Threat Tuesday: What is the Dark Web?

Joe ConnorsUncategorized

In a number of data breach news stories in recent years, you’ve probably seen one phrase pop up again and again: “dark web”. Stories like “Thousands of credit card numbers skimmed from Company X were sold on the dark web” and “Millions of login credentials from <big-website>.com hacked, leaked on Dark Web” have become rather frequent.

What is the dark web? Should you be worried about it? And what can you do to keep your company’s data safe?

What is the Dark Web? What happens there?

The dark web is made up of websites and other services that are not accessible from the normal Internet, but only from specific “darknets”. In order to access sites on the dark web, one must use specialized software. The most common of these is the anonymous browsing service Tor, which makes hidden websites available using .onion links. These sites are neither indexed by regular search engines nor available to most internet users, which is very much by design.

The dark web is home to sites offering a range of unsavory and illegal activities, including drug trafficking, money laundering, and worse. But of most interest to those of us involved in cybersecurity are the underground forums where hackers and data thieves congregate. Here they exchange stolen personal information, malware toolkits, and the services of botnets under their control.

Some of these sites have evolved into full-service marketplaces. For the right price, one can buy zero-day exploits against popular software and hardware platforms, complete with “customer service” packages. Additionally, stolen passwords, credit card numbers, and other personal information are bought and sold in these electronic thieves’ bazaars.

How can I protect my data from the dark web?

With the rise of darknets and the dark web, it may seem like businesses are fighting a losing battle against increasingly sophisticated and organized cybercriminals. But the fact of the matter is that most data breaches aren’t caused by sophisticated, custom-designed zero day exploit toolchains purchased from shadowy underground hacking groups. Most incidents involve much more mundane factors, including unpatched software, employee mistakes, or poor security practices.

That isn’t to say that if your data is stolen via conventional means that it won’t end up on the dark web. Millions of pieces of personal information are circulated there every day, and that trend shows no sign of letting up.

So to protect against threats from the dark web, the usual cybersecurity principles apply. Check for vulnerabilities, train your users, and keep track of where your data is going and how it’s being handled.

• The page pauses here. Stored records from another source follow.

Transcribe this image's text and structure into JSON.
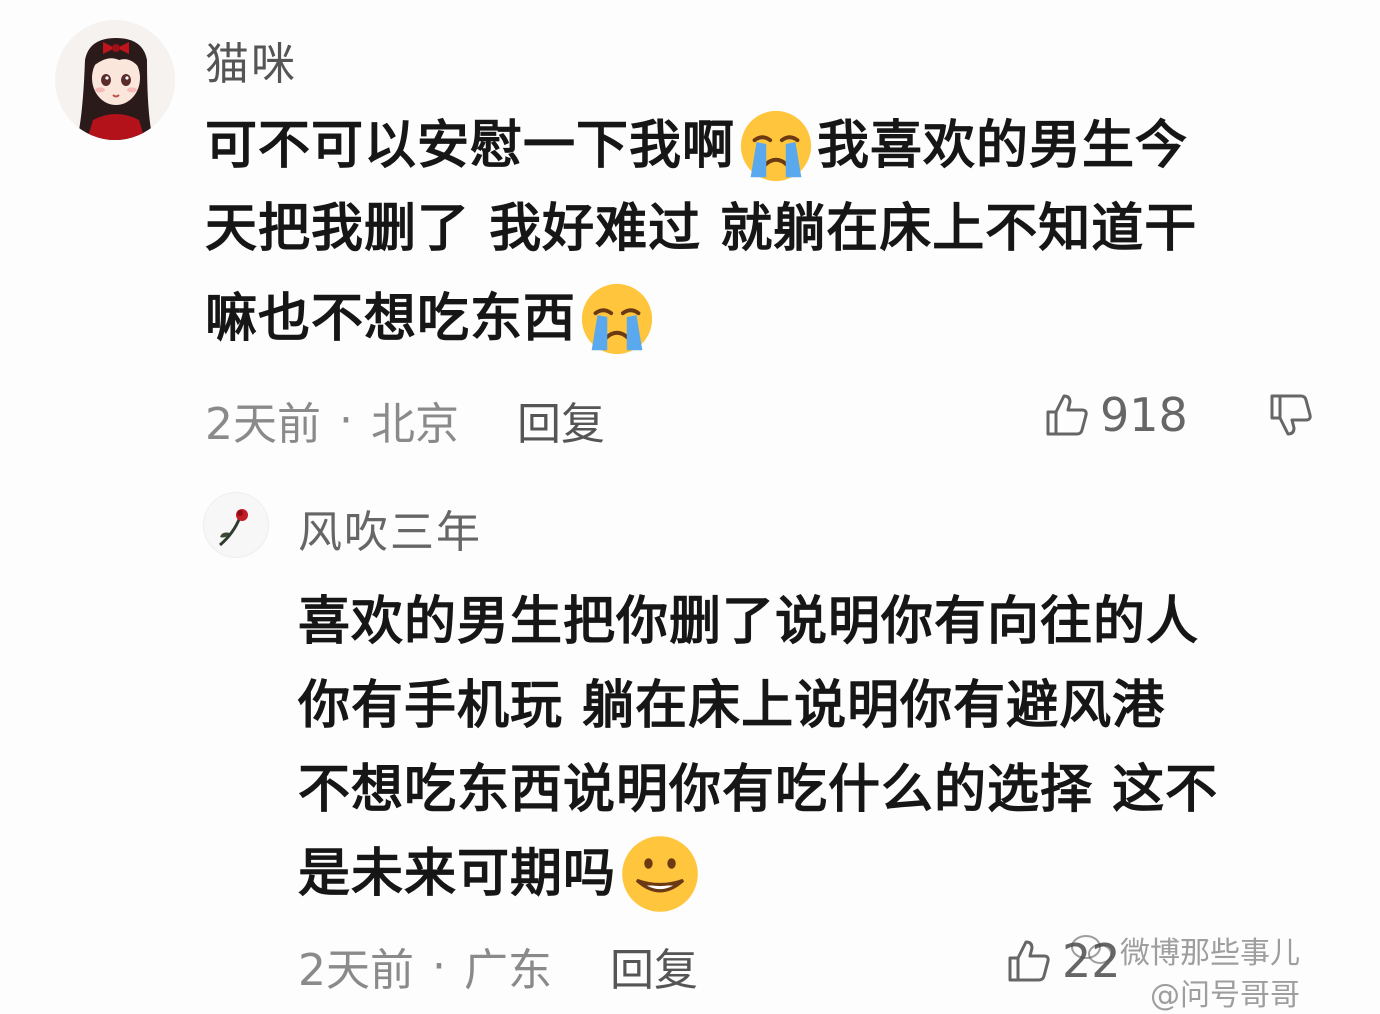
{
  "comment": {
    "username": "猫咪",
    "lines": [
      {
        "before": "可不可以安慰一下我啊",
        "emoji": "crying-emoji",
        "after": "我喜欢的男生今"
      },
      {
        "before": "天把我删了 我好难过 就躺在床上不知道干",
        "emoji": "",
        "after": ""
      },
      {
        "before": "嘛也不想吃东西",
        "emoji": "crying-emoji",
        "after": ""
      }
    ],
    "time": "2天前",
    "dot": "·",
    "location": "北京",
    "reply_label": "回复",
    "like_count": "918",
    "avatar_icon": "girl-avatar-icon"
  },
  "reply": {
    "username": "风吹三年",
    "lines": [
      {
        "before": "喜欢的男生把你删了说明你有向往的人",
        "emoji": "",
        "after": ""
      },
      {
        "before": "你有手机玩  躺在床上说明你有避风港",
        "emoji": "",
        "after": ""
      },
      {
        "before": "不想吃东西说明你有吃什么的选择  这不",
        "emoji": "",
        "after": ""
      },
      {
        "before": "是未来可期吗",
        "emoji": "grin-emoji",
        "after": ""
      }
    ],
    "time": "2天前",
    "dot": "·",
    "location": "广东",
    "reply_label": "回复",
    "like_count_partial": "22",
    "avatar_icon": "rose-avatar-icon"
  },
  "watermark": {
    "line1": "微博那些事儿",
    "line2": "@问号哥哥"
  },
  "colors": {
    "background": "#fdfdfd",
    "text": "#161616",
    "meta": "#8a8a8a"
  }
}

CyberCrunch can help you protect your data against unauthorized disclosure by making sure that it’s destroyed properly. Our comprehensive ITAD services will give you peace-of-mind that data contained on old hardware won’t fall into the wrong hands — on the dark web or otherwise.

Contact us today for a free consultation.